- **ASSIGNMENT**:
Where the records hold the string "Payments", show the whole line it sits on.
····················
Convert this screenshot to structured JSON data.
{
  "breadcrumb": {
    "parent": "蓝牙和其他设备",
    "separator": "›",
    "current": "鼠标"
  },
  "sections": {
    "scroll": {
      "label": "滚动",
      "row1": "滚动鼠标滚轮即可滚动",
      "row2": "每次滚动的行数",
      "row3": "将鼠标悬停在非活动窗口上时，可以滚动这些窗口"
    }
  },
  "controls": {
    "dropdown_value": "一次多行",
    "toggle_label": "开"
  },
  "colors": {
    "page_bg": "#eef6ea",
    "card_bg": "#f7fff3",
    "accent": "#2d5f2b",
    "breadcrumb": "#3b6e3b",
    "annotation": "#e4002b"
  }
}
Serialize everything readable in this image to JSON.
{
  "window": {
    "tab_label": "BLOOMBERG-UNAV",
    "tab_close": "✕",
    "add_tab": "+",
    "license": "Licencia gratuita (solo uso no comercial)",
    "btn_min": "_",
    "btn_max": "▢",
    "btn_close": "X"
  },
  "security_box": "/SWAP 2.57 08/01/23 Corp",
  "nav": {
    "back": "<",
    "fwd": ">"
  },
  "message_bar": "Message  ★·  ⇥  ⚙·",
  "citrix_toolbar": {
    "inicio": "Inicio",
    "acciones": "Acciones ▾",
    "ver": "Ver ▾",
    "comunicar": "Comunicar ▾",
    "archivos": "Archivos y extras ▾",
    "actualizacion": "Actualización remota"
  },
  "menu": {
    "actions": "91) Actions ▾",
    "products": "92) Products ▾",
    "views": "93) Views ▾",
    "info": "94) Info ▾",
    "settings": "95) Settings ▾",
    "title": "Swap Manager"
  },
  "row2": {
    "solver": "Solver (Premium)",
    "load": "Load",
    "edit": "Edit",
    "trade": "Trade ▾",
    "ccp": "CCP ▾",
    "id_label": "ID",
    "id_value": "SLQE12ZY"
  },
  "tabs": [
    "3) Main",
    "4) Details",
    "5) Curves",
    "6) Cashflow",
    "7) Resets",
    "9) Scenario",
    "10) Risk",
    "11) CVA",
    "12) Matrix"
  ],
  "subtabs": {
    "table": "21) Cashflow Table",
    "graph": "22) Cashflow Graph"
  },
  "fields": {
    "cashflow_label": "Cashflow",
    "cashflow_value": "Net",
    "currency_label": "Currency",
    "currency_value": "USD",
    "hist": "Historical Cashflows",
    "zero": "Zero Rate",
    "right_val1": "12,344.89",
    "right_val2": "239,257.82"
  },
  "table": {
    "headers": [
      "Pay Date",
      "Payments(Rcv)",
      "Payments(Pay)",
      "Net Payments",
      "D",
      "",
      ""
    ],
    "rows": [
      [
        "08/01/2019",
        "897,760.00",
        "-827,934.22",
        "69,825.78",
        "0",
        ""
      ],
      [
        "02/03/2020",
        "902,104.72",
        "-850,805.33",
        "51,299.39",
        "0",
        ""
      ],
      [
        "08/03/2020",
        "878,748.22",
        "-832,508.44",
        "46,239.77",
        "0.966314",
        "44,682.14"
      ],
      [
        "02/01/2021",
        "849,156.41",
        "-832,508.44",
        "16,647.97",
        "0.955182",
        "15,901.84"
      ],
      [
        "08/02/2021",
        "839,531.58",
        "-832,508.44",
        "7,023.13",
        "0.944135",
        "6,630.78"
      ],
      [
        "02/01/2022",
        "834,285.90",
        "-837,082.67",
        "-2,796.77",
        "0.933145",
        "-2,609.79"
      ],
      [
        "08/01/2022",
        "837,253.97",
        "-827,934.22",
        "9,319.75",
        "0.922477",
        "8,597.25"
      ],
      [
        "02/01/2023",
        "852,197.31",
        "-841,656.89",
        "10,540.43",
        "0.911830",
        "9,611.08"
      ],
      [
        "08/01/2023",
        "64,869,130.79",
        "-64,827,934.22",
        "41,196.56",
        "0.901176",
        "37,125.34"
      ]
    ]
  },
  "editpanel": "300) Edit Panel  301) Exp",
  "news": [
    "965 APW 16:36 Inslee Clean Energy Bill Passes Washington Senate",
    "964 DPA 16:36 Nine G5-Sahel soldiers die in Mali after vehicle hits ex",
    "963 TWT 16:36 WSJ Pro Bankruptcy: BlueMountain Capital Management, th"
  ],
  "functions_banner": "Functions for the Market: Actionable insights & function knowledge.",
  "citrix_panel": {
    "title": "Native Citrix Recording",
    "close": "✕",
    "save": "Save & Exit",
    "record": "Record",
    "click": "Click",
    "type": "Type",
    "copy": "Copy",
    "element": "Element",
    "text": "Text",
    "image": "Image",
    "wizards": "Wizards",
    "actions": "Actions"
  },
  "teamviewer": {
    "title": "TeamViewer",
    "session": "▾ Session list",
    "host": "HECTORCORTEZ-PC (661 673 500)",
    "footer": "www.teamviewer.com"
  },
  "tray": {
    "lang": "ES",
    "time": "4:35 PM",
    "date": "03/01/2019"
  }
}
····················
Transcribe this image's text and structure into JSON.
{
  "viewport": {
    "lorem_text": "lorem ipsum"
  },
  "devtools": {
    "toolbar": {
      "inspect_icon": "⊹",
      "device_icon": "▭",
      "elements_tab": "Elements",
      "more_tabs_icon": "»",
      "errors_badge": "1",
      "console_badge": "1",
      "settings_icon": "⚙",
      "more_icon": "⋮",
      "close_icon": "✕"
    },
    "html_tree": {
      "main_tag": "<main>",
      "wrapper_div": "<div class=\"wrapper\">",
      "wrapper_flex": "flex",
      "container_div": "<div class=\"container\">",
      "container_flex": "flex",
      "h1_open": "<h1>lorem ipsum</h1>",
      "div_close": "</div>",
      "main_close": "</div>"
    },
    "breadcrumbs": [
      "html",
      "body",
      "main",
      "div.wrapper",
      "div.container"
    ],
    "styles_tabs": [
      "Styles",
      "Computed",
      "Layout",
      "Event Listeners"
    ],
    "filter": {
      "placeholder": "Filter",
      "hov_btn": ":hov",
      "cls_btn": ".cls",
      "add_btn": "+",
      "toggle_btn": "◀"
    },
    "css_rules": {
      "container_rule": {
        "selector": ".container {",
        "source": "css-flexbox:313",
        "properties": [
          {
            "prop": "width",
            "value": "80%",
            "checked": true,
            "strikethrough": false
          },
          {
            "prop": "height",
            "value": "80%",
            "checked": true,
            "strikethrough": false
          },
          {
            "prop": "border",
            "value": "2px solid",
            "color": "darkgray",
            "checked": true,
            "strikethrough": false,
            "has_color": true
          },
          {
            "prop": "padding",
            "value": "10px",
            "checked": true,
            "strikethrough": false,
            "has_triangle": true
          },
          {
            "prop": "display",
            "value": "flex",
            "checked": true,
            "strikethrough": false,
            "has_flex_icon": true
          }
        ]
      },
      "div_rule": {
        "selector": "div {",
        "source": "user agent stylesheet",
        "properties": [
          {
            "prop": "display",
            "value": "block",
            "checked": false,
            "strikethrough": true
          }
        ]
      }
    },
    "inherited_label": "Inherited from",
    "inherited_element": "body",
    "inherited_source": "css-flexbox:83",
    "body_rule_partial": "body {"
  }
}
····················
- **EXPECTED OUTPUT**:
      "Payments(Rcv)",
      "Payments(Pay)",
      "Net Payments",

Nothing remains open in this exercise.